Beans have considerable significance in the cuisine of Zakarpattia. One of my favorite dishes is terta fasol’ (mashed beans), made from dried kidney beans boiled and smashed with oil and large amounts of fresh chopped garlic , served as a spread with fresh bread. The dish seems faintly out of place, more akin to Georgian lobio or Egyptian foul than a homey Slavic meal. Dried beans are also used in soups and a few other dishes but it is pole beans that are a real staple throughout the region. Nutritious and fast-growing, pole beans, called lopatky in Zakarpattia, figure large in summer fare. Equally important, from a cultural standpoint, is the techka, or bean pole, which serves many purposes, from bean pole to kindling to improvised weapon. Most notably, the bean pole is the equivalent of the American rolling pin as a symbol of domestic discord. To say that one has seen a neighbor chasing his or her spouse wielding a techka is to state unequivocally that there is trouble in paradise. Made from strong, straight sticks about 2 inches in diameter and 7 feet tall, techky are kept from year to year, and establish order in the neat garden plots that adjoin many a house in the region.
In the photograph included with this post you can see many features of the Zakarpattia landscape – a stucco house with a garden right outside; a large square hayrack nearby, and row upon row of lopatky marking the family garden, where potatoes, feed corn, squash and beets are all grown. Here the lopatky are just flowering, but as soon as the pods begin to ripen, they are brought directly to the table. One of the most important dishes prepared from lopatky is “serbanka,” a soup made from sour milk, paprika, porkfat, new potatoes, and pole beans. Indeed, the soup has its own verb serbaty, which is colloquially used as a general term to mean “to eat soup” or “have a light meal.” Serbanka is somewhat of an acquired taste – you learn to love the flavor of the sour milk as a savory base or you don’t. Lopatky are also served as a main dish – boiled and then sauteed with oil and garlic. Cooked new potatoes can be added to the mix to beef up the dish, which is also served with bread. Lopatky can be prepared with lard or vegetable oil, and are a favorite choice for a main dish during Orthodox Christian fasts, when believers do not consume dairy or animal products aside from fish. I can not imagine the Zakarpattia landscape – cultural or physical, without rows of leafy green columns wrapped around bean poles, or a Zakarpattia table without a plate or two of lopatky at the end of a summer’s day.
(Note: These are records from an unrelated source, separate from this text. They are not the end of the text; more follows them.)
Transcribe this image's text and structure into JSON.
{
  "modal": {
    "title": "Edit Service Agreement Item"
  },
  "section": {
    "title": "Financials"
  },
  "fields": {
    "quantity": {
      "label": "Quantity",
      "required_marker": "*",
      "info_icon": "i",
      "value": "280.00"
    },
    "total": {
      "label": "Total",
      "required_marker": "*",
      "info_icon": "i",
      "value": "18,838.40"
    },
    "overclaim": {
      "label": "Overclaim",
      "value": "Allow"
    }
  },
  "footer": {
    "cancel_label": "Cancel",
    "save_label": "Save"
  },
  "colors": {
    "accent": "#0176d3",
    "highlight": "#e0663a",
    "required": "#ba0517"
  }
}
10-15 pole beans, strings removed and cut in thirds
10 small new potatoes or 2 large potatoes, cut into 1-inch pieces and boiled
1/4 cup onion, chopped
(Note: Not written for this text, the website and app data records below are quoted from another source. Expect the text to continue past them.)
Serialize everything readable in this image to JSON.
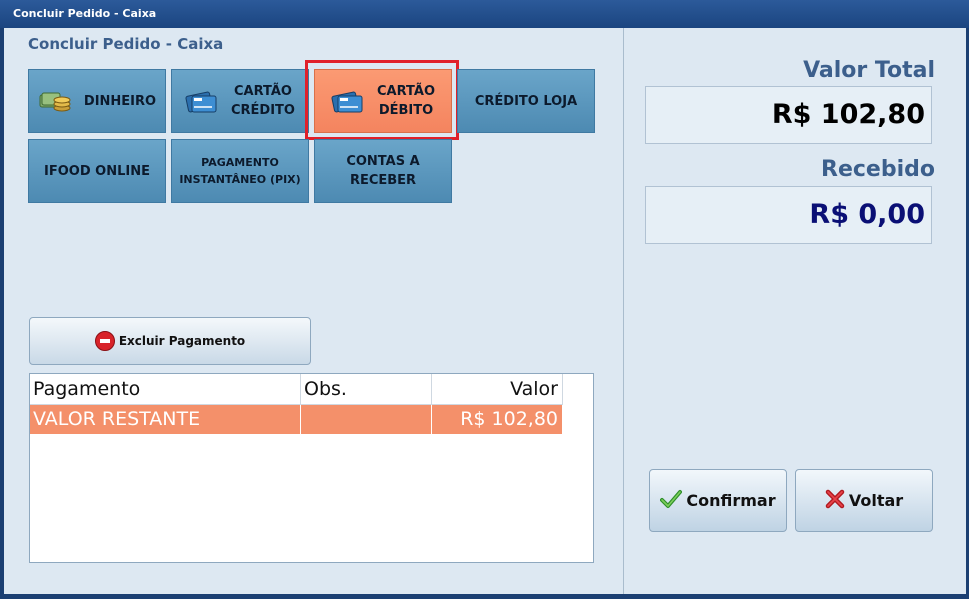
{
  "window": {
    "title": "Concluir Pedido - Caixa"
  },
  "panel": {
    "title": "Concluir Pedido - Caixa"
  },
  "payment_methods": [
    {
      "label": "DINHEIRO"
    },
    {
      "label": "CARTÃO\nCRÉDITO"
    },
    {
      "label": "CARTÃO\nDÉBITO",
      "selected": true
    },
    {
      "label": "CRÉDITO LOJA"
    },
    {
      "label": "IFOOD ONLINE"
    },
    {
      "label": "PAGAMENTO\nINSTANTÂNEO (PIX)"
    },
    {
      "label": "CONTAS A\nRECEBER"
    }
  ],
  "actions": {
    "excluir_label": "Excluir Pagamento"
  },
  "table": {
    "columns": [
      "Pagamento",
      "Obs.",
      "Valor"
    ],
    "rows": [
      {
        "pagamento": "VALOR RESTANTE",
        "obs": "",
        "valor": "R$ 102,80"
      }
    ]
  },
  "summary": {
    "valor_total_label": "Valor Total",
    "valor_total": "R$ 102,80",
    "recebido_label": "Recebido",
    "recebido": "R$ 0,00"
  },
  "buttons": {
    "confirmar": "Confirmar",
    "voltar": "Voltar"
  },
  "icons": {
    "dinheiro": "coins-icon",
    "cartao": "card-icon",
    "excluir": "minus-circle-icon",
    "confirmar": "checkmark-icon",
    "voltar": "x-icon"
  },
  "colors": {
    "selected": "#f4845f",
    "button": "#5a97be",
    "highlight_border": "#e0202a",
    "recebido_text": "#0a0f75"
  }
}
1.5 tbsp lard, bacon grease or vegetable oil
1 cup buttermilk, or 1/4 cup sour cream (for a fat free option, try fat free Greek yogurt)
1/2 tsp sweet paprika
1/2 tsp. salt
Heat oil in a large saucepan. Add boiled potato and onion. Saute over medium heat until onion is slightly browned. Add pole beans and cook, stirring, for one minute. Add paprika, salt and 2-3 cups water. Bring to a boil, then lower heat and simmer until beans are tender, about 20 minutes. Add buttermilk and cook 15 minutes more. Adjust salt to taste. Serve with fresh bread.
Lopatky (Pole Beans Zakarpattia Style)
1 lb. pole beans such as Roma, strings removed and cut into 2-inch pieces
3-4 large cloves garlic peeled and finely chopped
3 tbsp. olive oil
salt and pepper to taste
Boil the beans for 15 minutes or until just tender. Drain. Heat oil in large skillet. Add garlic and saute 1 minute. Add pole beans and salt. Cook, stirring for 5 minutes more. Adjust salt and pepper to taste. Serve with starch of choice (potatoes, pasta, rice, bread).
Tags: pole beans